_Problem statement:_ Whenever the string "repo" turns up in a line below, that line should be copied.

---

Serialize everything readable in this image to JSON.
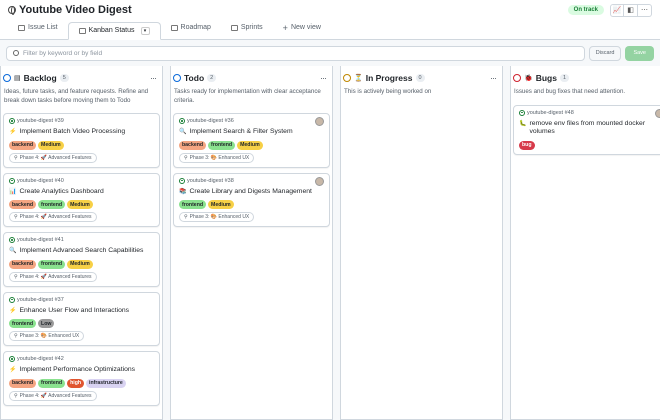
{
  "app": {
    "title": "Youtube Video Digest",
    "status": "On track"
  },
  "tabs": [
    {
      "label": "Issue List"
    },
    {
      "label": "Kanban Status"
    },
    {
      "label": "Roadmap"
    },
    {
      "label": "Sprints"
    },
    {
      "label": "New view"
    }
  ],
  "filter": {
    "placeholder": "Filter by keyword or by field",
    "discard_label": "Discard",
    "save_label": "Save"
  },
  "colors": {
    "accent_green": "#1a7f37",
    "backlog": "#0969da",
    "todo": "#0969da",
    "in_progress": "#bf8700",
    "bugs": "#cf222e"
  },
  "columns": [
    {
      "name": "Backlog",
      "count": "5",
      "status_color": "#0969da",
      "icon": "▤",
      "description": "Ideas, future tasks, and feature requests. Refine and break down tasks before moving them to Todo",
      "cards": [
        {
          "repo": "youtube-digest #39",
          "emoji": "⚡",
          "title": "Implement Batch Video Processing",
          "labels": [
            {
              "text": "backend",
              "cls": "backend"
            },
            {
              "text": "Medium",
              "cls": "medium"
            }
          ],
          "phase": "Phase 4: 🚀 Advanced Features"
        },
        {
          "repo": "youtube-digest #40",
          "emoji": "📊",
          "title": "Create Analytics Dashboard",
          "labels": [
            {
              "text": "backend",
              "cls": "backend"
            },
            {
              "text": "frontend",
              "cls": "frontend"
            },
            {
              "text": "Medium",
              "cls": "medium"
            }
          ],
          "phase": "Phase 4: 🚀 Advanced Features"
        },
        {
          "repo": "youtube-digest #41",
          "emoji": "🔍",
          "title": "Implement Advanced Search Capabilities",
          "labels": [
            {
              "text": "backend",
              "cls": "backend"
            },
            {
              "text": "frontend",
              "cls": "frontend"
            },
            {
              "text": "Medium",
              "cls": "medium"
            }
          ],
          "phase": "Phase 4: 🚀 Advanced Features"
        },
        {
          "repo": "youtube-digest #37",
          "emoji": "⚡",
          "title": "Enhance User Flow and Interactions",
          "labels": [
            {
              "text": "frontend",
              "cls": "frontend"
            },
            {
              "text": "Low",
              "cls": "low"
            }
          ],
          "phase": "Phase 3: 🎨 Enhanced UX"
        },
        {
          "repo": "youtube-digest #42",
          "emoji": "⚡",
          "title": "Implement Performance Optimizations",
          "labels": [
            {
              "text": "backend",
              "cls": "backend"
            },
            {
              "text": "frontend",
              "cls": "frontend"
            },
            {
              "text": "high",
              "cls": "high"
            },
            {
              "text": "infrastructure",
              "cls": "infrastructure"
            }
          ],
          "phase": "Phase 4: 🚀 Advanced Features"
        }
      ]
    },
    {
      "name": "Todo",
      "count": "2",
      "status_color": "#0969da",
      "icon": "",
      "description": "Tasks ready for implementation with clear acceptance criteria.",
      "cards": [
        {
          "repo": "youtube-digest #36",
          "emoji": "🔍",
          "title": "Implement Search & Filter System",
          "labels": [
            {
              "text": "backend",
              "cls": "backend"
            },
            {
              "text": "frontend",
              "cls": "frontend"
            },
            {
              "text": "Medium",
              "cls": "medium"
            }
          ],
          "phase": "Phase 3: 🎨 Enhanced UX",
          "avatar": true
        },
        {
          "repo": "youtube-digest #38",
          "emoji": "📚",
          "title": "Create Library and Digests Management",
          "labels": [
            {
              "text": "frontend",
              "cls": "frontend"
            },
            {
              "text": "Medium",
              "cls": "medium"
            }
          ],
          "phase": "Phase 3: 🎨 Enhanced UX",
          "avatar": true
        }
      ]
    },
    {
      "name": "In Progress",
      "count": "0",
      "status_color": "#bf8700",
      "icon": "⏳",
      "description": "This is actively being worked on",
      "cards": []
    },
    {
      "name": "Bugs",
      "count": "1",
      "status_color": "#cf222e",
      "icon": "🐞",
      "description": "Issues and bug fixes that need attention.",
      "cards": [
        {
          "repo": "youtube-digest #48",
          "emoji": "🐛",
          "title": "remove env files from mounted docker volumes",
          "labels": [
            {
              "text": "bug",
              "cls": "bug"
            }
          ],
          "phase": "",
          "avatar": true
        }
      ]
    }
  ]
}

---

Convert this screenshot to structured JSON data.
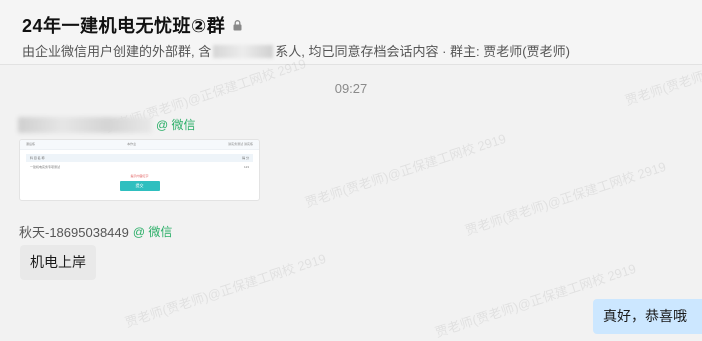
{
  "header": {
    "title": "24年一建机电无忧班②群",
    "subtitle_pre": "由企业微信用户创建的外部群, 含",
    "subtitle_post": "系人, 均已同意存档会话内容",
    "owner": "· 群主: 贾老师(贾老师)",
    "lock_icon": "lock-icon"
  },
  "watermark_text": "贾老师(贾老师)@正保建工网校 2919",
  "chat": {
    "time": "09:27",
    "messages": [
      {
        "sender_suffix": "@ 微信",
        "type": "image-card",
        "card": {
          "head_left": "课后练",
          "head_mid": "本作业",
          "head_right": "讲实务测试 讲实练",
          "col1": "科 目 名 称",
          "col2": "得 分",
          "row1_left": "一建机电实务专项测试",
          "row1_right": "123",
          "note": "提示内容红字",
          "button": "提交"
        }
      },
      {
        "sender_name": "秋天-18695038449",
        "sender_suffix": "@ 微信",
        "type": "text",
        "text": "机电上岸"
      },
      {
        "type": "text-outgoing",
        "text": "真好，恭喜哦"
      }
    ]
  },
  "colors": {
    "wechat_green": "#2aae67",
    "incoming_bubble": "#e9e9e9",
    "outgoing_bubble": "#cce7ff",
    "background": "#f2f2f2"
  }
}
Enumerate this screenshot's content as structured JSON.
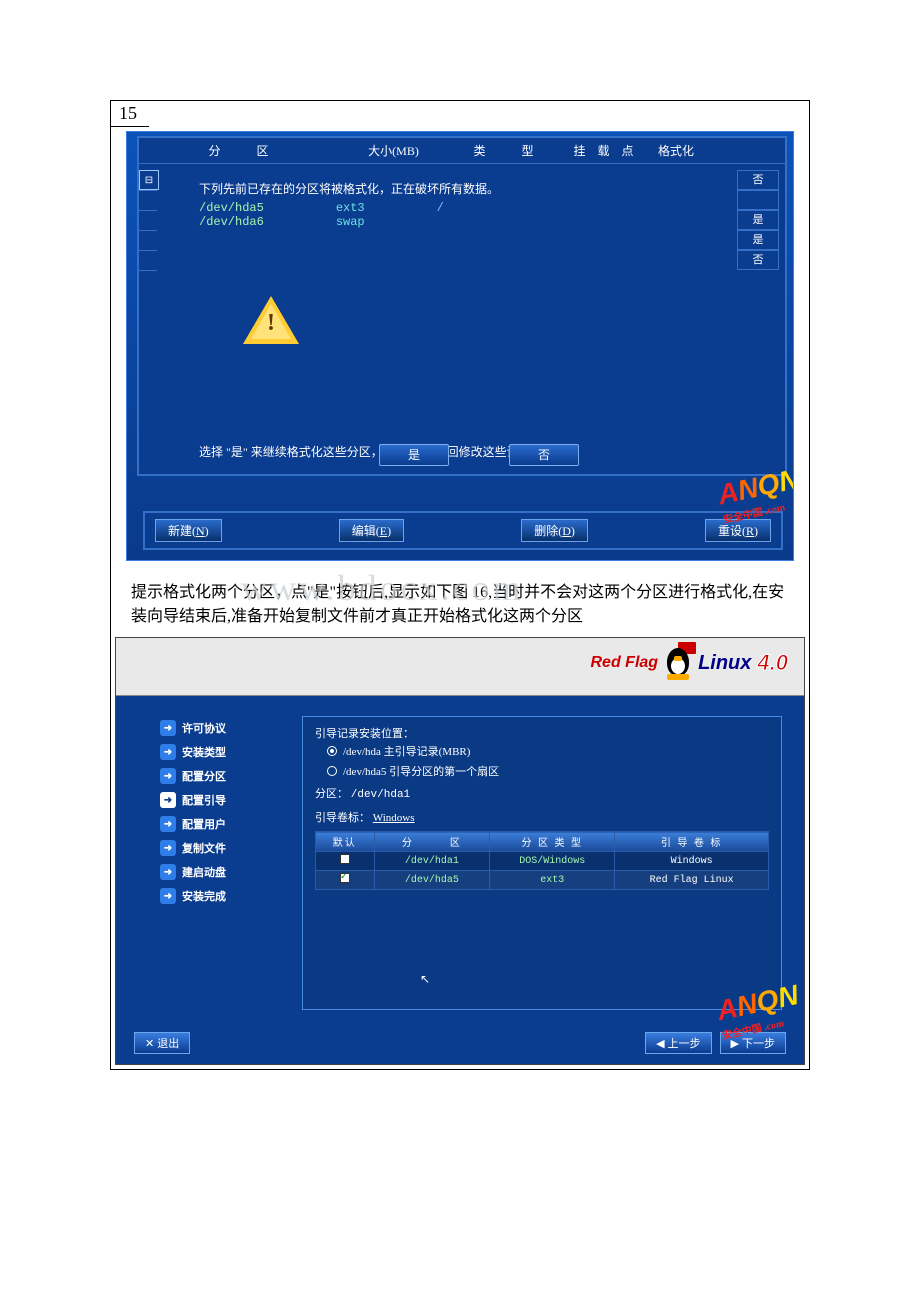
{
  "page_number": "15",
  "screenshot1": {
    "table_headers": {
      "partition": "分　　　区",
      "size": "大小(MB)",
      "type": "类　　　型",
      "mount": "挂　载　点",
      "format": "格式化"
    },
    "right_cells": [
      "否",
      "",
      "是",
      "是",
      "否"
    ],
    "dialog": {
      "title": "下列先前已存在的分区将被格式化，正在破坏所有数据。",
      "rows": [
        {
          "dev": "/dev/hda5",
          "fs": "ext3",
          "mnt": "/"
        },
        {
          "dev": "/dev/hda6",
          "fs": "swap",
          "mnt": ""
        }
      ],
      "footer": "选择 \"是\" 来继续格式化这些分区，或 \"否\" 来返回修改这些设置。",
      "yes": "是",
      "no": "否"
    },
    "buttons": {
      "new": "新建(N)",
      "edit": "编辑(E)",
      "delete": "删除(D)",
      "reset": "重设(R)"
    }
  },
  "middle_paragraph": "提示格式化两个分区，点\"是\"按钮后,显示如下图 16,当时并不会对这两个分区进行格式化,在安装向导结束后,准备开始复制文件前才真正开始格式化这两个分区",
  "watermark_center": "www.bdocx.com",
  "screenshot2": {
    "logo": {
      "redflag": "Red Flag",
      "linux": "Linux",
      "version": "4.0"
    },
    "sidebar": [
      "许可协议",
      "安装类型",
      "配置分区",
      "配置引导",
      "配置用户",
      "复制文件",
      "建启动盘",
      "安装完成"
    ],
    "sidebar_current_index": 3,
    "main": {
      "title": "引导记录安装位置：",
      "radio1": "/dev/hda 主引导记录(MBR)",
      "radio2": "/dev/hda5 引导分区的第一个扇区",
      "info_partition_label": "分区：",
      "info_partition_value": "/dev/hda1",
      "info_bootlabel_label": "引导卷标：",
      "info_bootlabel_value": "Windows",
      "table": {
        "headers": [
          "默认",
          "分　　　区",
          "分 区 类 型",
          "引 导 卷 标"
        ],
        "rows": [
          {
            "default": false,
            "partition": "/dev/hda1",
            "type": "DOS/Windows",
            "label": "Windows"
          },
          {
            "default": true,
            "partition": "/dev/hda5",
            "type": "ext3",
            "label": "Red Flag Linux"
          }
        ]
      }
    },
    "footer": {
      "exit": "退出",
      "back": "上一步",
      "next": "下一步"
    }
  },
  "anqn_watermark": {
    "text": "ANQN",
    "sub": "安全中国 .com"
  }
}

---

_Answer to the exercise:_
          "repo": "youtube-digest #39",
          "repo": "youtube-digest #40",
          "repo": "youtube-digest #41",
          "repo": "youtube-digest #37",
          "repo": "youtube-digest #42",
          "repo": "youtube-digest #36",
          "repo": "youtube-digest #38",
          "repo": "youtube-digest #48",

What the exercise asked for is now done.